There is a noisy contingent still trapped in those times and whose opposition to the war in Iraq comes straight from the sixties playbook, but such overtly anti-American attitudes haven’t, in the current conflict, gained much traction. After all, the Boomers have grown up, chronologically at least, and the liberals among them don’t relish camping in tents in Crawford, Texas, or even marching in the streets. They have also benefited most from America, Inc. By now, they have made it through the institutions, the media, the law, and the universities. They have paid off their mortgages. They enjoy the advantages of the best health care system in the world. They are about to receive not only Social Security but also the fruits of their considerable investment in retirement plans. The terms of their opposition to war and to authority have changed—the president is an incompetent—but, as in their youth, they remain averse to sacrifice. Their priorities are now those of people who have had a good life and don’t want to jeopardize it.
By any objective criterion, we in America live in the best time in the history of the world. Perhaps too good. Four decades of Boomer liberalism have simply made Americans risk-averse.

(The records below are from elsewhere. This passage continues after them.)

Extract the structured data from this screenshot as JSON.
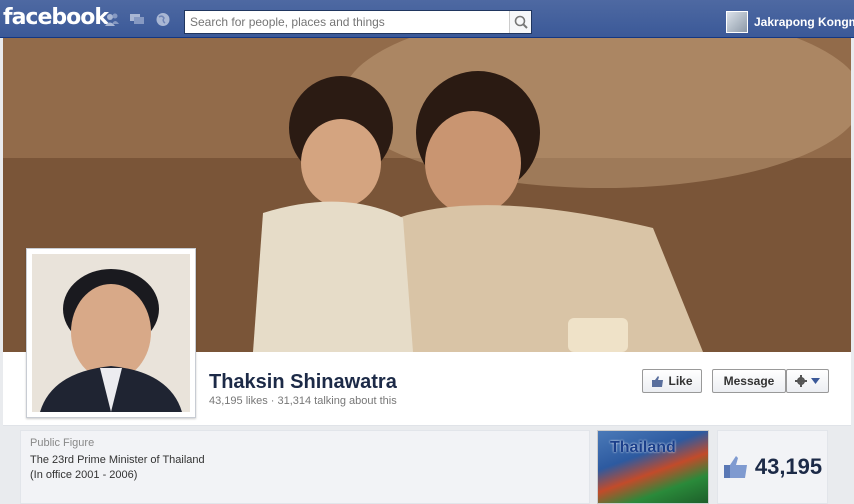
{
  "topbar": {
    "logo": "facebook",
    "search_placeholder": "Search for people, places and things",
    "user_name": "Jakrapong Kongm",
    "icons": [
      "friends-icon",
      "messages-icon",
      "notifications-globe-icon",
      "search-icon"
    ]
  },
  "profile": {
    "name": "Thaksin Shinawatra",
    "stats": "43,195 likes · 31,314 talking about this",
    "like_label": "Like",
    "message_label": "Message",
    "category": "Public Figure",
    "desc_line1": "The 23rd Prime Minister of Thailand",
    "desc_line2": "(In office 2001 - 2006)",
    "photo_tile_text": "Thailand",
    "likes_count": "43,195"
  },
  "colors": {
    "brand": "#3b5998",
    "name": "#1c2a47"
  }
}
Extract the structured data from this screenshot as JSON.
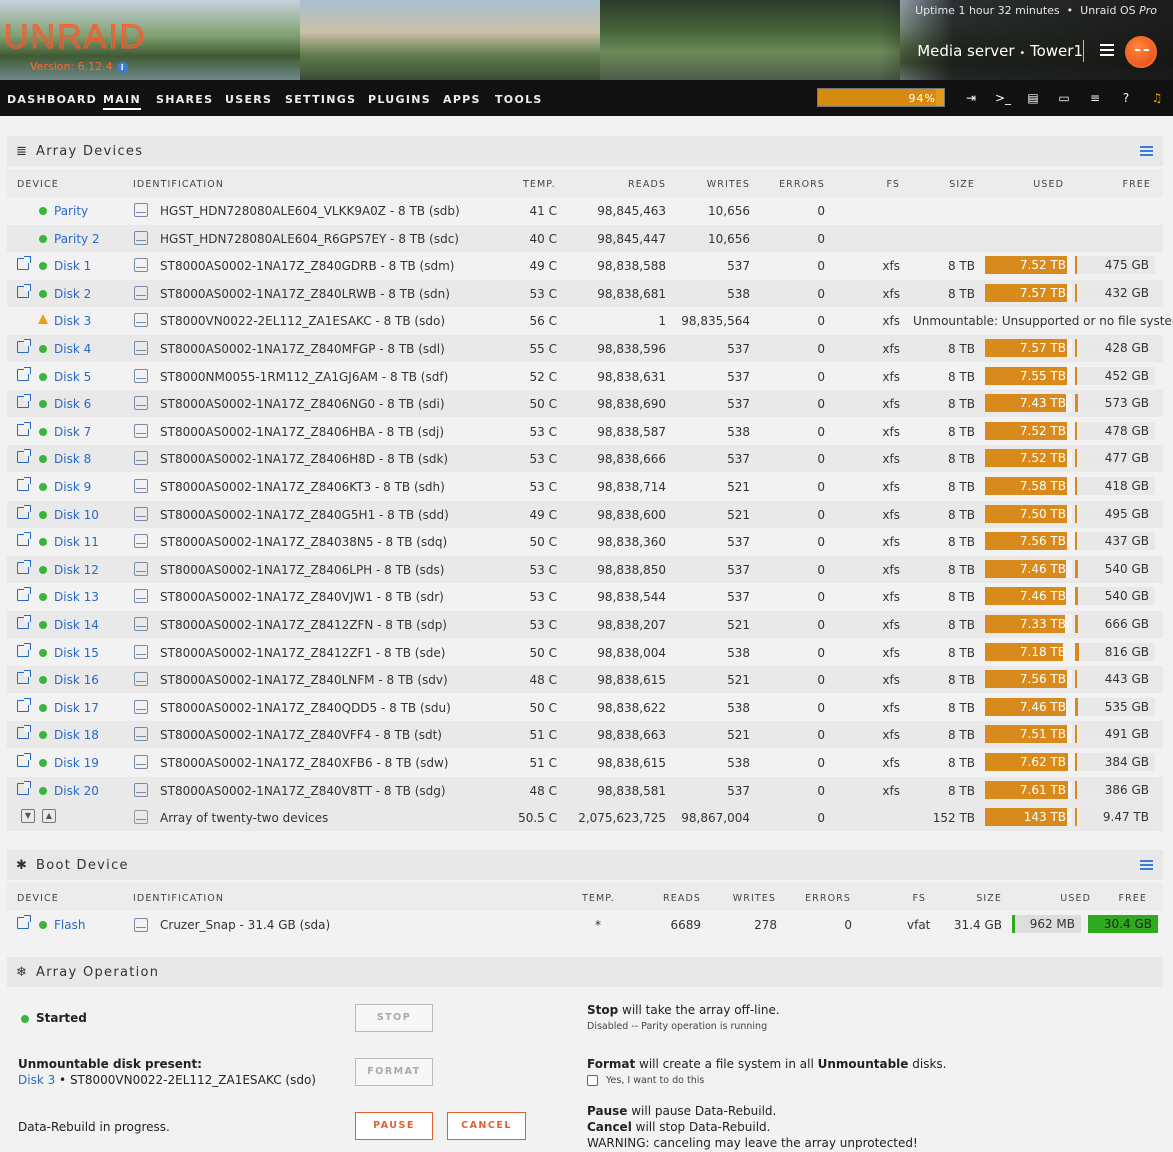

While our soldiers have again demonstrated their readiness to serve and to sacrifice, the majority of Americans have made a pact with the party of the safety net.
Elizabeth Powers is currently completing a memoir of American life since the 1950s.